All of that rabbit-trailing aside, I think the best thing about Cartoon Modern is not the characters, but the use of color. Suddenly, animators decided it was ok to give characters purple skin and paint trees red. There was freedom. And nobody used that freedom like Eyvind Earle.
Eyvind Earle, Three Horses, 1987
Earle was a concept artist for Disney in the 50’s. One of his early projects with the studio was Toot, Whistle, Plunk and Boom (1953), on which he did the backgrounds.
Disney Studios, Toot, Whistle, Plunk and Boom, 1953
He supervised the backgrounds on many golden-era Disney films, and is best known for his art direction on Sleeping Beauty (1959).
Eyvind Earle, Concept Work for Sleeping Beauty, 1959
Ending his career at Disney, Earle turned to painting and screen-printing; his work from the 60’s onward was dominated by fantastic landscapes.

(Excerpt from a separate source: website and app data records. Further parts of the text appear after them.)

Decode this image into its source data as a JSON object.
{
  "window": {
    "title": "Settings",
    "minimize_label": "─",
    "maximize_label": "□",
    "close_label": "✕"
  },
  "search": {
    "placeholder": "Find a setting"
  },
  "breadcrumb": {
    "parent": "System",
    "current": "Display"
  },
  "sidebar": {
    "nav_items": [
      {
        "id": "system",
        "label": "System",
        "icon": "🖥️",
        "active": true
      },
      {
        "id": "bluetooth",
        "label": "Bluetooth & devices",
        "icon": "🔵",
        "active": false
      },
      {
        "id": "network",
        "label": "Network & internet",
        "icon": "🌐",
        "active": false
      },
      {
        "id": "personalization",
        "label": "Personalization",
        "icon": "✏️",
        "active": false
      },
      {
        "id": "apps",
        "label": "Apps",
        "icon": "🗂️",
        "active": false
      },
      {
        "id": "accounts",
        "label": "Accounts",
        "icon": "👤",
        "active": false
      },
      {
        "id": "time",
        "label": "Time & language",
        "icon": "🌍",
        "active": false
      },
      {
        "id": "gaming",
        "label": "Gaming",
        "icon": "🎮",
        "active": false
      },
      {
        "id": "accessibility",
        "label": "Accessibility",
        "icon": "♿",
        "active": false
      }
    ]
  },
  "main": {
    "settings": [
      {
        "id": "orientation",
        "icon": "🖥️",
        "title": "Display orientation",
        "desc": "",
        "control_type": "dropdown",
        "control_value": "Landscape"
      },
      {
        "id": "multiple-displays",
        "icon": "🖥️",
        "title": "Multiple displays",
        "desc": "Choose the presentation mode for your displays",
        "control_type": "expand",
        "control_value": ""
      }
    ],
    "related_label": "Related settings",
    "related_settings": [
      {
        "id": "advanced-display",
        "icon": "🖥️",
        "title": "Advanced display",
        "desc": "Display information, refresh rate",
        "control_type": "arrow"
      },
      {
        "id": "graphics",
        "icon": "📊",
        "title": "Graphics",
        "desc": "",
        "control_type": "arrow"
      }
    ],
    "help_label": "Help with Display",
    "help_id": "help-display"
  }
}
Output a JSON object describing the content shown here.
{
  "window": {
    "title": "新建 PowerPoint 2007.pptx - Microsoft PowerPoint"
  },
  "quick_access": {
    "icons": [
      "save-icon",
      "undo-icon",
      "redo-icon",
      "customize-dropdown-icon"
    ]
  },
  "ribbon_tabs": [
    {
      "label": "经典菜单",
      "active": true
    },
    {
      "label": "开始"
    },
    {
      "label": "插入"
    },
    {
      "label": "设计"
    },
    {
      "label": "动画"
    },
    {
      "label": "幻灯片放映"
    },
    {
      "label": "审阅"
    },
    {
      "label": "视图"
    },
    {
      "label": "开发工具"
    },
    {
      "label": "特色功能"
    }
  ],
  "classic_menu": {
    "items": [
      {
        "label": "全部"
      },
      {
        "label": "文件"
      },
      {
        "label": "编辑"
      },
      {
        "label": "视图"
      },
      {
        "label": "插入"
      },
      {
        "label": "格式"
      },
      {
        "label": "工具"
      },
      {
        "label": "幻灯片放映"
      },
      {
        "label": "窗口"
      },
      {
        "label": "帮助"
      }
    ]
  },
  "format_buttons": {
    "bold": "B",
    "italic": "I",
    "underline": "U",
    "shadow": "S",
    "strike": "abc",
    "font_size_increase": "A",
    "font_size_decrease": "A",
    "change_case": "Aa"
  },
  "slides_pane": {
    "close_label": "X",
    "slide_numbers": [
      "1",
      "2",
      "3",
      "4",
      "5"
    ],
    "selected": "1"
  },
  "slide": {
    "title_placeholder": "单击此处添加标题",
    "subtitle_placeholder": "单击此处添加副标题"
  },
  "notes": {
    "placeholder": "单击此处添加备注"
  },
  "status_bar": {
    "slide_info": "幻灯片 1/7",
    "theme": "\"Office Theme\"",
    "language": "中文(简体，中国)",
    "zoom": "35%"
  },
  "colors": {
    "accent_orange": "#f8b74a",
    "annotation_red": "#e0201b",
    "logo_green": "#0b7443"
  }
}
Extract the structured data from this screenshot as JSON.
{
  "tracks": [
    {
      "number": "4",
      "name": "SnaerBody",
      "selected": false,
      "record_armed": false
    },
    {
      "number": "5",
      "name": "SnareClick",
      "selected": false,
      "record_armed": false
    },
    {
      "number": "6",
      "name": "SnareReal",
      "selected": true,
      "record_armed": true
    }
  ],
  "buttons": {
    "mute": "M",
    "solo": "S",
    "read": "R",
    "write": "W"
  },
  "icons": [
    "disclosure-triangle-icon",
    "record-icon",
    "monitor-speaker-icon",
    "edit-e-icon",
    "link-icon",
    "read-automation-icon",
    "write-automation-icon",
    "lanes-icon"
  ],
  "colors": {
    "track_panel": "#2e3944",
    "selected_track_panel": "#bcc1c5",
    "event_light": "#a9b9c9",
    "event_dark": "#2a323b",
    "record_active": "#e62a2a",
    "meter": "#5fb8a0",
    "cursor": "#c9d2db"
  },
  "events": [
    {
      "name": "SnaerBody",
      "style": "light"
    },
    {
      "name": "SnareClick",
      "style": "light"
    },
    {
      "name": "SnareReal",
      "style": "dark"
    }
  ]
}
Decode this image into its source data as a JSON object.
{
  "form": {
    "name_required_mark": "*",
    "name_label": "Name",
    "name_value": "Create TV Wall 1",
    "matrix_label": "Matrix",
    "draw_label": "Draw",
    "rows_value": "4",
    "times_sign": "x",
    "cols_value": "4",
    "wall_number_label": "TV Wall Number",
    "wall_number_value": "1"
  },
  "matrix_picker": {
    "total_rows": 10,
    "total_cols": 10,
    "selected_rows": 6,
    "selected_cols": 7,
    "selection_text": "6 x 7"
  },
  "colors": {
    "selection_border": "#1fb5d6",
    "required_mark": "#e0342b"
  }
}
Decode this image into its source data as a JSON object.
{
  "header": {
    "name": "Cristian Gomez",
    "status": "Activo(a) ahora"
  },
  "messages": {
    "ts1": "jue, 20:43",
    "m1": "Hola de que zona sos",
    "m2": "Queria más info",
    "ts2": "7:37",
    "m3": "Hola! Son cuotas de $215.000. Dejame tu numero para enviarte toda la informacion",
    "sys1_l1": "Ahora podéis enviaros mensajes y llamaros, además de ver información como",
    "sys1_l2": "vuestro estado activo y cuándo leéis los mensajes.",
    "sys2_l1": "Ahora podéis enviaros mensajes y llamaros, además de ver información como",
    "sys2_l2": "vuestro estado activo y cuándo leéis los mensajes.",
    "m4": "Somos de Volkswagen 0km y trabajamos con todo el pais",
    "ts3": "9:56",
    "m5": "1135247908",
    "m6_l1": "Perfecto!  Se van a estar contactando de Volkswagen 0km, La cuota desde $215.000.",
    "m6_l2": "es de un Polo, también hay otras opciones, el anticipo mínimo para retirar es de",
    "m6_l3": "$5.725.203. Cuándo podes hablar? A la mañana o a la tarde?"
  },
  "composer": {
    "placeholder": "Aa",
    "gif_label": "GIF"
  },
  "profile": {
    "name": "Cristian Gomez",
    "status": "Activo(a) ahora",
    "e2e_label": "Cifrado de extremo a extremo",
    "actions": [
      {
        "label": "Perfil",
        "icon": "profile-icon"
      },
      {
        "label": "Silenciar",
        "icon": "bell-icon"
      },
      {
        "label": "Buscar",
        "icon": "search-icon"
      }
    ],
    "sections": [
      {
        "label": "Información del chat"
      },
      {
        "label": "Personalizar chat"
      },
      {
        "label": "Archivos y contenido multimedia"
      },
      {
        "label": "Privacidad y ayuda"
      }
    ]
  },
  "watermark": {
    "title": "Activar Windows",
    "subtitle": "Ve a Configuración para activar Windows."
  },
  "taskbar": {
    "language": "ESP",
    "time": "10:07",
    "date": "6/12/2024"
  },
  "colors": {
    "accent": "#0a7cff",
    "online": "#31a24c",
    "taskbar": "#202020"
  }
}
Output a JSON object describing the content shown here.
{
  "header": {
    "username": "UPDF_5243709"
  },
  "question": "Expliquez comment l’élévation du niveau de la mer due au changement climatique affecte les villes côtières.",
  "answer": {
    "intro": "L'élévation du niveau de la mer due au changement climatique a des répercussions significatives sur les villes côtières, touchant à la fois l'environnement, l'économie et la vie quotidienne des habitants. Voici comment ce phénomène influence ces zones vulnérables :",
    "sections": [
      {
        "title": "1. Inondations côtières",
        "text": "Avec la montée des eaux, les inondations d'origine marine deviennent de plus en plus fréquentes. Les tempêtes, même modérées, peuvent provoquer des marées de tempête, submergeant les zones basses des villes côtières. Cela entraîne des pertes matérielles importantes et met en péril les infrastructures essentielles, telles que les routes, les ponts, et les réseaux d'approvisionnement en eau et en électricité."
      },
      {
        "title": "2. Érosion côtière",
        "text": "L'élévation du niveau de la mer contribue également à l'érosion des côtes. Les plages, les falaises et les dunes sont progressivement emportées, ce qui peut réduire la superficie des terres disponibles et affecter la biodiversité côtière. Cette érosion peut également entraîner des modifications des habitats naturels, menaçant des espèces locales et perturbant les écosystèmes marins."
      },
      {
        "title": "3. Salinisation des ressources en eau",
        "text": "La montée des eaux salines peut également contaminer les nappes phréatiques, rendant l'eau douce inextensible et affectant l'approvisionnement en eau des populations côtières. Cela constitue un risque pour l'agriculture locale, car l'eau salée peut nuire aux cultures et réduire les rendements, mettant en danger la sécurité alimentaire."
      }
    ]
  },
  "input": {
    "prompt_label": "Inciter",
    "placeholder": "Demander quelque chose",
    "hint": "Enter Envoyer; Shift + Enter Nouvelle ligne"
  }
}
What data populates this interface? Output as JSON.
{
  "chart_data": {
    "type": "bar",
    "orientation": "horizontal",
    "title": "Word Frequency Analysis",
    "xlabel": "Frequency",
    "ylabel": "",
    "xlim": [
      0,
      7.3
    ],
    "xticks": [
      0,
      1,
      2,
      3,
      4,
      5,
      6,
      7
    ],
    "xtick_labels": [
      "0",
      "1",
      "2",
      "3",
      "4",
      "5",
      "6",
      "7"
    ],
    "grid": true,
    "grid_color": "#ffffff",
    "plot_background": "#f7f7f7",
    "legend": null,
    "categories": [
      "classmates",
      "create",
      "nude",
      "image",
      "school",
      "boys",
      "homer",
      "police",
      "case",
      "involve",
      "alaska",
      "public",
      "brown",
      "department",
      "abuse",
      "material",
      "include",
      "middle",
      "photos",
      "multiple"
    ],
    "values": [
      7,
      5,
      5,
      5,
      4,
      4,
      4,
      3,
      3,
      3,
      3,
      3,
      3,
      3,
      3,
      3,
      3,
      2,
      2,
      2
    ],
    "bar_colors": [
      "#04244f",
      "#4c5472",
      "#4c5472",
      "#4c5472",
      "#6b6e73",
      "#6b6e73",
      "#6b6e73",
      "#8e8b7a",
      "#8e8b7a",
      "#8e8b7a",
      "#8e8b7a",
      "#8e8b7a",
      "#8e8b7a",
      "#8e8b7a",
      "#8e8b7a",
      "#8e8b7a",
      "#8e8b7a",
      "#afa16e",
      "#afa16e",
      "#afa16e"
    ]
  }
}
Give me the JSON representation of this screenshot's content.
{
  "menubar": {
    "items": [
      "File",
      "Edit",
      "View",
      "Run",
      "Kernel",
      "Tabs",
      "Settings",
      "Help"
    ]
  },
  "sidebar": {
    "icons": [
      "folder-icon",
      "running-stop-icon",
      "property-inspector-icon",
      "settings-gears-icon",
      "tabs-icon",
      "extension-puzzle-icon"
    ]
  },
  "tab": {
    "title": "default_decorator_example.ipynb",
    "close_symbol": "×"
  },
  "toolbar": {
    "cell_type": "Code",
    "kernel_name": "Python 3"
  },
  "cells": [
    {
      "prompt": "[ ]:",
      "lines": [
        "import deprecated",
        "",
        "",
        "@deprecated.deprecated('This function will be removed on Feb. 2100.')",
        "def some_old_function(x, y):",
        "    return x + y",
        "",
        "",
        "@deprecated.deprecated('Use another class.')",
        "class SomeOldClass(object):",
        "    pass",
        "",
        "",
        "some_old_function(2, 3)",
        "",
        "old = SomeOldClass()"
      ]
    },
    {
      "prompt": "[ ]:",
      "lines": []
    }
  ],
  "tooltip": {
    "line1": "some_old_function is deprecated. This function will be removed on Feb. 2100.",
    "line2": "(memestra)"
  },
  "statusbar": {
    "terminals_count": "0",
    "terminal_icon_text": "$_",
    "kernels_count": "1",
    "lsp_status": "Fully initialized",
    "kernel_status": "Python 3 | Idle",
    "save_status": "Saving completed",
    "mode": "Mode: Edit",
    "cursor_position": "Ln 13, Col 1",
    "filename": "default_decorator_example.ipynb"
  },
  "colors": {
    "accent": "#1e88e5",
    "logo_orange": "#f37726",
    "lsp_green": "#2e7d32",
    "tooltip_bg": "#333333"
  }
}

Earle had a knack for blending the picky details of Realism with the geometric grace and vivid color of Abstraction. The results are stunning- maybe Abstraction and Realism are two sides of the same coin? When they come together… is that where Beauty comes from?
Eyvind Earle, Black Oak, 1982